*Data records:*
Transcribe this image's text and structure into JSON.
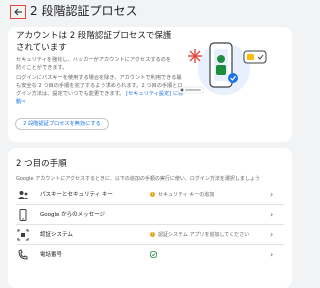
{
  "header": {
    "title": "2 段階認証プロセス"
  },
  "intro": {
    "heading": "アカウントは 2 段階認証プロセスで保護されています",
    "para1": "セキュリティを強化し、ハッカーがアカウントにアクセスするのを防ぐことができます。",
    "para2": "ログインにパスキーを使用する場合を除き、アカウントで利用できる最も安全な 2 つ目の手順を完了するよう求められます。2 つ目の手順とログイン方法は、設定でいつでも変更できます。",
    "link": "[セキュリティ設定] に移動⇨",
    "button": "2 段階認証プロセスを無効にする"
  },
  "steps": {
    "title": "2 つ目の手順",
    "description": "Google アカウントにアクセスするときに、以下の追加の手順の実行に使い、ログイン方法を選択しましょう",
    "items": [
      {
        "icon": "people-icon",
        "label": "パスキーとセキュリティ キー",
        "status": "セキュリティ キーの追加"
      },
      {
        "icon": "phone-icon",
        "label": "Google からのメッセージ",
        "status": ""
      },
      {
        "icon": "authenticator-icon",
        "label": "認証システム",
        "status": "認証システム アプリを追加してください"
      },
      {
        "icon": "phone-icon",
        "label": "電話番号",
        "status": ""
      }
    ]
  },
  "colors": {
    "accent": "#1a73e8",
    "warning": "#e8a317",
    "success": "#1e8e3e",
    "highlight": "#e04a3f"
  }
}
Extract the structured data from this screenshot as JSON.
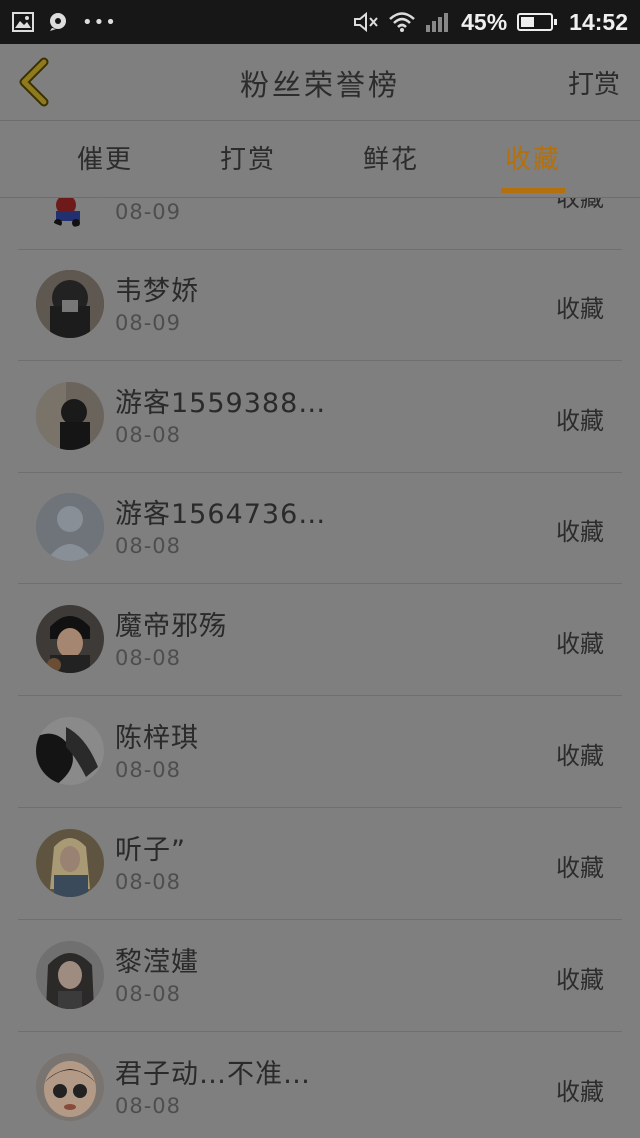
{
  "status_bar": {
    "battery": "45%",
    "battery_level": 0.45,
    "time": "14:52",
    "icons": [
      "image-icon",
      "notification-icon",
      "more-dots-icon",
      "mute-icon",
      "wifi-icon",
      "signal-icon",
      "battery-icon"
    ]
  },
  "header": {
    "title": "粉丝荣誉榜",
    "right_action": "打赏"
  },
  "tabs": [
    {
      "label": "催更"
    },
    {
      "label": "打赏"
    },
    {
      "label": "鲜花"
    },
    {
      "label": "收藏",
      "active": true
    }
  ],
  "colors": {
    "accent": "#b3700c",
    "background": "#7f7f7f"
  },
  "rows": [
    {
      "name": "",
      "date": "08-09",
      "action": "收藏"
    },
    {
      "name": "韦梦娇",
      "date": "08-09",
      "action": "收藏"
    },
    {
      "name": "游客1559388…",
      "date": "08-08",
      "action": "收藏"
    },
    {
      "name": "游客1564736…",
      "date": "08-08",
      "action": "收藏"
    },
    {
      "name": "魔帝邪殇",
      "date": "08-08",
      "action": "收藏"
    },
    {
      "name": "陈梓琪",
      "date": "08-08",
      "action": "收藏"
    },
    {
      "name": "听子”",
      "date": "08-08",
      "action": "收藏"
    },
    {
      "name": "黎滢嫿",
      "date": "08-08",
      "action": "收藏"
    },
    {
      "name": "君子动…不准…",
      "date": "08-08",
      "action": "收藏"
    }
  ]
}
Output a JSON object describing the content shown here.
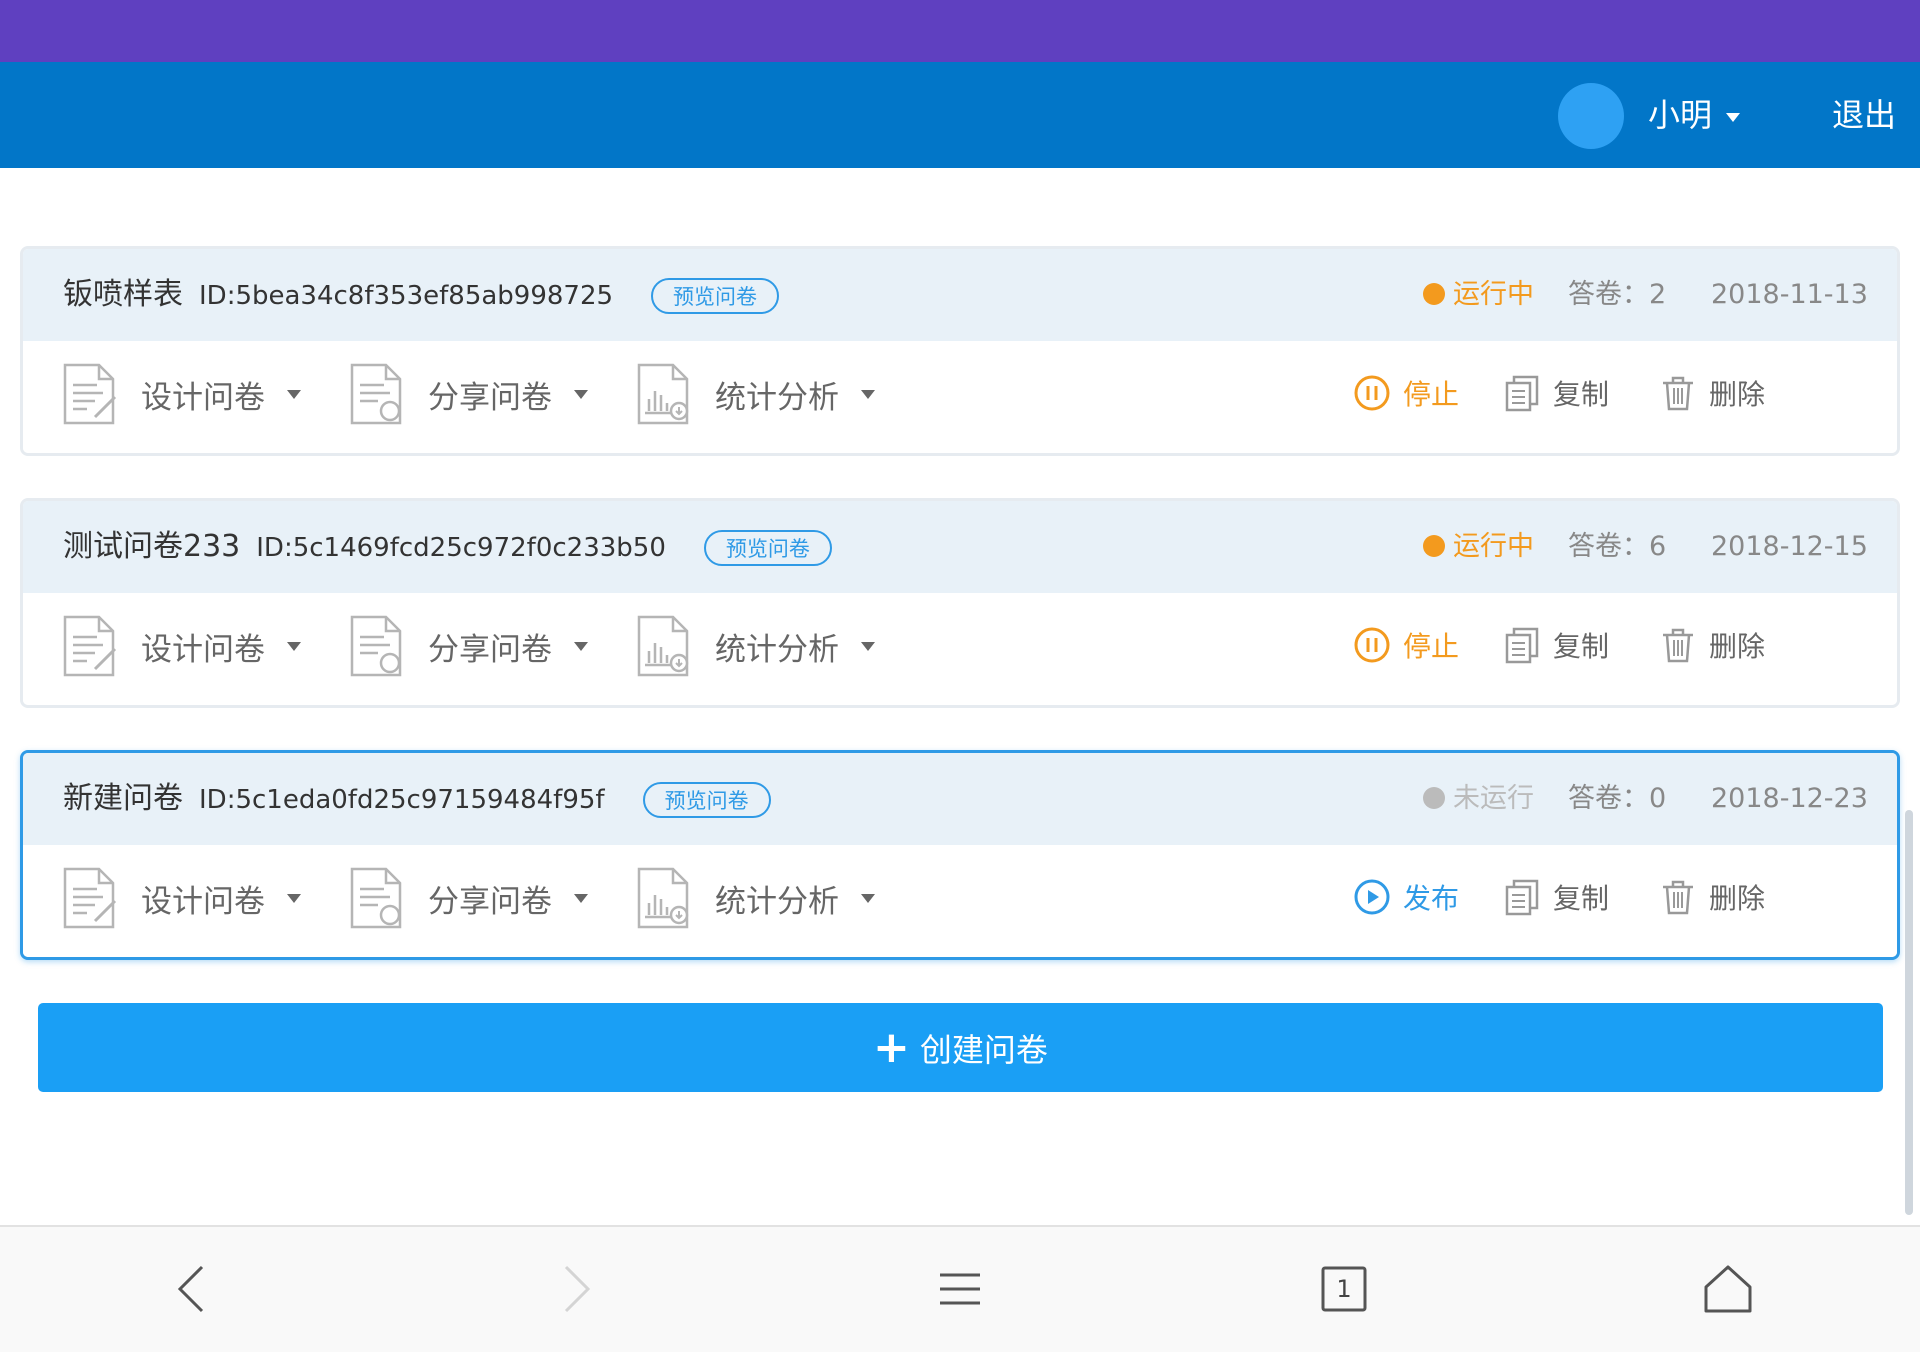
{
  "header": {
    "user_name": "小明",
    "logout_label": "退出"
  },
  "surveys": [
    {
      "name": "钣喷样表",
      "id_text": "ID:5bea34c8f353ef85ab998725",
      "preview_label": "预览问卷",
      "status": "运行中",
      "status_color": "#f39a1e",
      "answers": "答卷：2",
      "date": "2018-11-13",
      "design_label": "设计问卷",
      "share_label": "分享问卷",
      "stats_label": "统计分析",
      "toggle_label": "停止",
      "toggle_icon": "pause-icon",
      "toggle_color": "#f39a1e",
      "copy_label": "复制",
      "delete_label": "删除"
    },
    {
      "name": "测试问卷233",
      "id_text": "ID:5c1469fcd25c972f0c233b50",
      "preview_label": "预览问卷",
      "status": "运行中",
      "status_color": "#f39a1e",
      "answers": "答卷：6",
      "date": "2018-12-15",
      "design_label": "设计问卷",
      "share_label": "分享问卷",
      "stats_label": "统计分析",
      "toggle_label": "停止",
      "toggle_icon": "pause-icon",
      "toggle_color": "#f39a1e",
      "copy_label": "复制",
      "delete_label": "删除"
    },
    {
      "name": "新建问卷",
      "id_text": "ID:5c1eda0fd25c97159484f95f",
      "preview_label": "预览问卷",
      "status": "未运行",
      "status_color": "#bbbbbb",
      "answers": "答卷：0",
      "date": "2018-12-23",
      "design_label": "设计问卷",
      "share_label": "分享问卷",
      "stats_label": "统计分析",
      "toggle_label": "发布",
      "toggle_icon": "play-icon",
      "toggle_color": "#2f9ae6",
      "copy_label": "复制",
      "delete_label": "删除"
    }
  ],
  "create_button": {
    "label": "创建问卷"
  },
  "bottom_nav": {
    "tab_count": "1"
  }
}
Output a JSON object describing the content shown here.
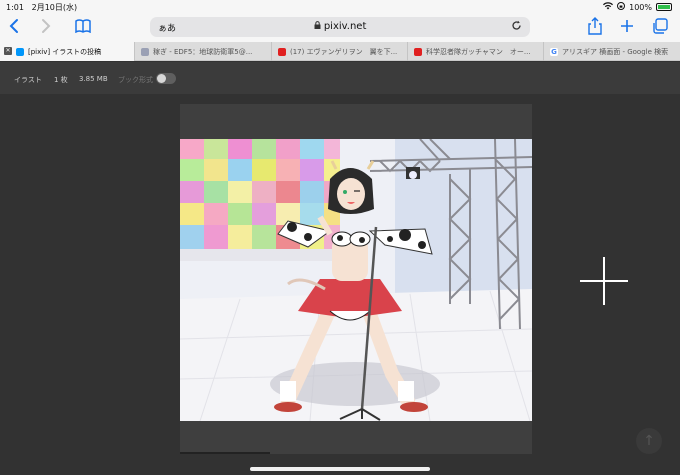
{
  "status": {
    "time": "1:01",
    "date": "2月10日(水)",
    "battery": "100%"
  },
  "toolbar": {
    "aa": "ぁあ",
    "url": "pixiv.net"
  },
  "tabs": [
    {
      "label": "[pixiv] イラストの投稿",
      "color": "#0096fa"
    },
    {
      "label": "稼ぎ - EDF5：地球防衛軍5@...",
      "color": "#9aa0b4"
    },
    {
      "label": "(17) エヴァンゲリヲン　翼を下...",
      "color": "#e02020"
    },
    {
      "label": "科学忍者隊ガッチャマン　オー...",
      "color": "#e02020"
    },
    {
      "label": "アリスギア 横画面 - Google 検索",
      "color": "#4285f4"
    }
  ],
  "pagebar": {
    "type": "イラスト",
    "count": "1 枚",
    "size": "3.85 MB",
    "book_label": "ブック形式"
  },
  "viewer": {
    "book_mode": false
  }
}
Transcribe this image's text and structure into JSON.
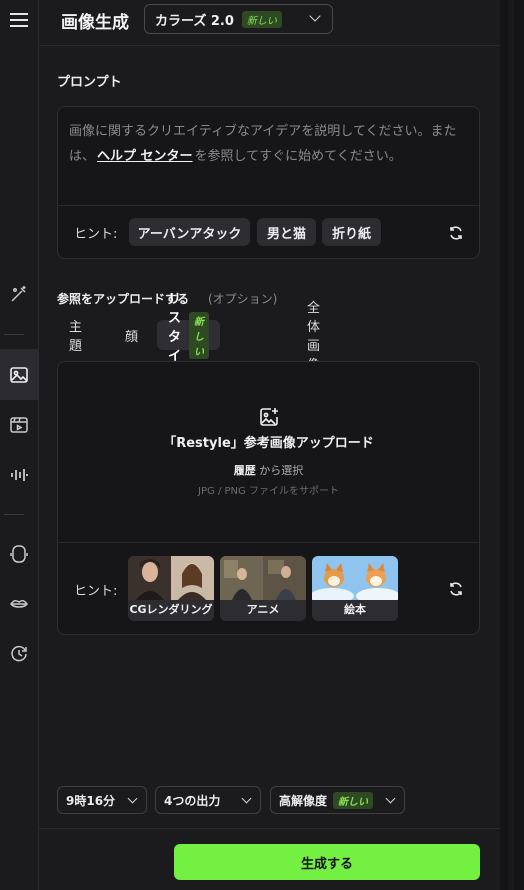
{
  "header": {
    "title": "画像生成",
    "model": {
      "name": "カラーズ 2.0",
      "badge": "新しい"
    }
  },
  "prompt": {
    "label": "プロンプト",
    "placeholder_before": "画像に関するクリエイティブなアイデアを説明してください。または、",
    "link": "ヘルプ センター",
    "placeholder_after": "を参照してすぐに始めてください。",
    "hint_label": "ヒント:",
    "chips": [
      "アーバンアタック",
      "男と猫",
      "折り紙"
    ]
  },
  "reference": {
    "label": "参照をアップロードする",
    "optional": "(オプション)",
    "tabs": [
      {
        "label": "主題"
      },
      {
        "label": "顔"
      },
      {
        "label": "リスタイル",
        "badge": "新しい",
        "selected": true
      },
      {
        "label": "全体画像"
      }
    ],
    "upload_title": "「Restyle」参考画像アップロード",
    "history_link": "履歴",
    "select_text": "から選択",
    "formats": "JPG / PNG ファイルをサポート",
    "hint_label": "ヒント:",
    "styles": [
      "CGレンダリング",
      "アニメ",
      "絵本"
    ]
  },
  "options": {
    "duration": "9時16分",
    "outputs": "4つの出力",
    "resolution": "高解像度",
    "resolution_badge": "新しい"
  },
  "generate_button": "生成する",
  "colors": {
    "accent": "#74f042",
    "badge_bg": "#2e4a22",
    "badge_text": "#8be05a"
  },
  "rail_icons": [
    "menu-icon",
    "magic-wand-icon",
    "image-icon",
    "video-icon",
    "audio-wave-icon",
    "avatar-icon",
    "lips-icon",
    "history-icon"
  ]
}
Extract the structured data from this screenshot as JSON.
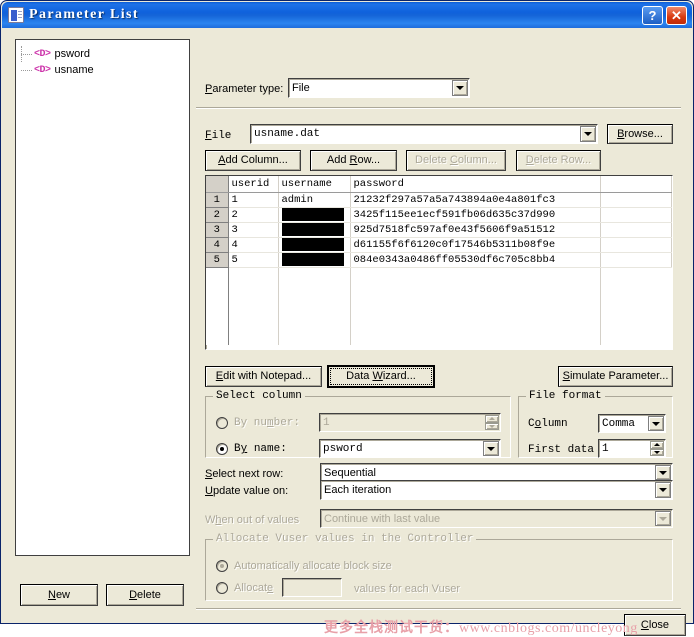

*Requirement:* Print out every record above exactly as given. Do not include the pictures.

*Answer section:*
Transcribe this image's text and structure into JSON.
{
  "header": {
    "title": "2 段階認証プロセス"
  },
  "intro": {
    "heading": "アカウントは 2 段階認証プロセスで保護されています",
    "para1": "セキュリティを強化し、ハッカーがアカウントにアクセスするのを防ぐことができます。",
    "para2": "ログインにパスキーを使用する場合を除き、アカウントで利用できる最も安全な 2 つ目の手順を完了するよう求められます。2 つ目の手順とログイン方法は、設定でいつでも変更できます。",
    "link": "[セキュリティ設定] に移動⇨",
    "button": "2 段階認証プロセスを無効にする"
  },
  "steps": {
    "title": "2 つ目の手順",
    "description": "Google アカウントにアクセスするときに、以下の追加の手順の実行に使い、ログイン方法を選択しましょう",
    "items": [
      {
        "icon": "people-icon",
        "label": "パスキーとセキュリティ キー",
        "status": "セキュリティ キーの追加"
      },
      {
        "icon": "phone-icon",
        "label": "Google からのメッセージ",
        "status": ""
      },
      {
        "icon": "authenticator-icon",
        "label": "認証システム",
        "status": "認証システム アプリを追加してください"
      },
      {
        "icon": "phone-icon",
        "label": "電話番号",
        "status": ""
      }
    ]
  },
  "colors": {
    "accent": "#1a73e8",
    "warning": "#e8a317",
    "success": "#1e8e3e",
    "highlight": "#e04a3f"
  }
}
Extract the structured data from this screenshot as JSON.
{
  "status_bar": {
    "battery": "45%",
    "battery_level": 0.45,
    "time": "14:52",
    "icons": [
      "image-icon",
      "notification-icon",
      "more-dots-icon",
      "mute-icon",
      "wifi-icon",
      "signal-icon",
      "battery-icon"
    ]
  },
  "header": {
    "title": "粉丝荣誉榜",
    "right_action": "打赏"
  },
  "tabs": [
    {
      "label": "催更"
    },
    {
      "label": "打赏"
    },
    {
      "label": "鲜花"
    },
    {
      "label": "收藏",
      "active": true
    }
  ],
  "colors": {
    "accent": "#b3700c",
    "background": "#7f7f7f"
  },
  "rows": [
    {
      "name": "",
      "date": "08-09",
      "action": "收藏"
    },
    {
      "name": "韦梦娇",
      "date": "08-09",
      "action": "收藏"
    },
    {
      "name": "游客1559388…",
      "date": "08-08",
      "action": "收藏"
    },
    {
      "name": "游客1564736…",
      "date": "08-08",
      "action": "收藏"
    },
    {
      "name": "魔帝邪殇",
      "date": "08-08",
      "action": "收藏"
    },
    {
      "name": "陈梓琪",
      "date": "08-08",
      "action": "收藏"
    },
    {
      "name": "听子”",
      "date": "08-08",
      "action": "收藏"
    },
    {
      "name": "黎滢嫿",
      "date": "08-08",
      "action": "收藏"
    },
    {
      "name": "君子动…不准…",
      "date": "08-08",
      "action": "收藏"
    }
  ]
}
Output a JSON object describing the content shown here.
{
  "header": {
    "user_name": "小明",
    "logout_label": "退出"
  },
  "surveys": [
    {
      "name": "钣喷样表",
      "id_text": "ID:5bea34c8f353ef85ab998725",
      "preview_label": "预览问卷",
      "status": "运行中",
      "status_color": "#f39a1e",
      "answers": "答卷：2",
      "date": "2018-11-13",
      "design_label": "设计问卷",
      "share_label": "分享问卷",
      "stats_label": "统计分析",
      "toggle_label": "停止",
      "toggle_icon": "pause-icon",
      "toggle_color": "#f39a1e",
      "copy_label": "复制",
      "delete_label": "删除"
    },
    {
      "name": "测试问卷233",
      "id_text": "ID:5c1469fcd25c972f0c233b50",
      "preview_label": "预览问卷",
      "status": "运行中",
      "status_color": "#f39a1e",
      "answers": "答卷：6",
      "date": "2018-12-15",
      "design_label": "设计问卷",
      "share_label": "分享问卷",
      "stats_label": "统计分析",
      "toggle_label": "停止",
      "toggle_icon": "pause-icon",
      "toggle_color": "#f39a1e",
      "copy_label": "复制",
      "delete_label": "删除"
    },
    {
      "name": "新建问卷",
      "id_text": "ID:5c1eda0fd25c97159484f95f",
      "preview_label": "预览问卷",
      "status": "未运行",
      "status_color": "#bbbbbb",
      "answers": "答卷：0",
      "date": "2018-12-23",
      "design_label": "设计问卷",
      "share_label": "分享问卷",
      "stats_label": "统计分析",
      "toggle_label": "发布",
      "toggle_icon": "play-icon",
      "toggle_color": "#2f9ae6",
      "copy_label": "复制",
      "delete_label": "删除"
    }
  ],
  "create_button": {
    "label": "创建问卷"
  },
  "bottom_nav": {
    "tab_count": "1"
  }
}
Output a JSON object describing the content shown here.
{
  "status": {
    "time": "1:01",
    "date": "2月10日(水)",
    "battery": "100%"
  },
  "toolbar": {
    "aa": "ぁあ",
    "url": "pixiv.net"
  },
  "tabs": [
    {
      "label": "[pixiv] イラストの投稿",
      "color": "#0096fa"
    },
    {
      "label": "稼ぎ - EDF5：地球防衛軍5@...",
      "color": "#9aa0b4"
    },
    {
      "label": "(17) エヴァンゲリヲン　翼を下...",
      "color": "#e02020"
    },
    {
      "label": "科学忍者隊ガッチャマン　オー...",
      "color": "#e02020"
    },
    {
      "label": "アリスギア 横画面 - Google 検索",
      "color": "#4285f4"
    }
  ],
  "pagebar": {
    "type": "イラスト",
    "count": "1 枚",
    "size": "3.85 MB",
    "book_label": "ブック形式"
  },
  "viewer": {
    "book_mode": false
  }
}
Transcribe this image's text and structure into JSON.
{
  "header": {
    "title": "画像生成",
    "model": {
      "name": "カラーズ 2.0",
      "badge": "新しい"
    }
  },
  "prompt": {
    "label": "プロンプト",
    "placeholder_before": "画像に関するクリエイティブなアイデアを説明してください。または、",
    "link": "ヘルプ センター",
    "placeholder_after": "を参照してすぐに始めてください。",
    "hint_label": "ヒント:",
    "chips": [
      "アーバンアタック",
      "男と猫",
      "折り紙"
    ]
  },
  "reference": {
    "label": "参照をアップロードする",
    "optional": "(オプション)",
    "tabs": [
      {
        "label": "主題"
      },
      {
        "label": "顔"
      },
      {
        "label": "リスタイル",
        "badge": "新しい",
        "selected": true
      },
      {
        "label": "全体画像"
      }
    ],
    "upload_title": "「Restyle」参考画像アップロード",
    "history_link": "履歴",
    "select_text": "から選択",
    "formats": "JPG / PNG ファイルをサポート",
    "hint_label": "ヒント:",
    "styles": [
      "CGレンダリング",
      "アニメ",
      "絵本"
    ]
  },
  "options": {
    "duration": "9時16分",
    "outputs": "4つの出力",
    "resolution": "高解像度",
    "resolution_badge": "新しい"
  },
  "generate_button": "生成する",
  "colors": {
    "accent": "#74f042",
    "badge_bg": "#2e4a22",
    "badge_text": "#8be05a"
  },
  "rail_icons": [
    "menu-icon",
    "magic-wand-icon",
    "image-icon",
    "video-icon",
    "audio-wave-icon",
    "avatar-icon",
    "lips-icon",
    "history-icon"
  ]
}
Extract the structured data from this screenshot as JSON.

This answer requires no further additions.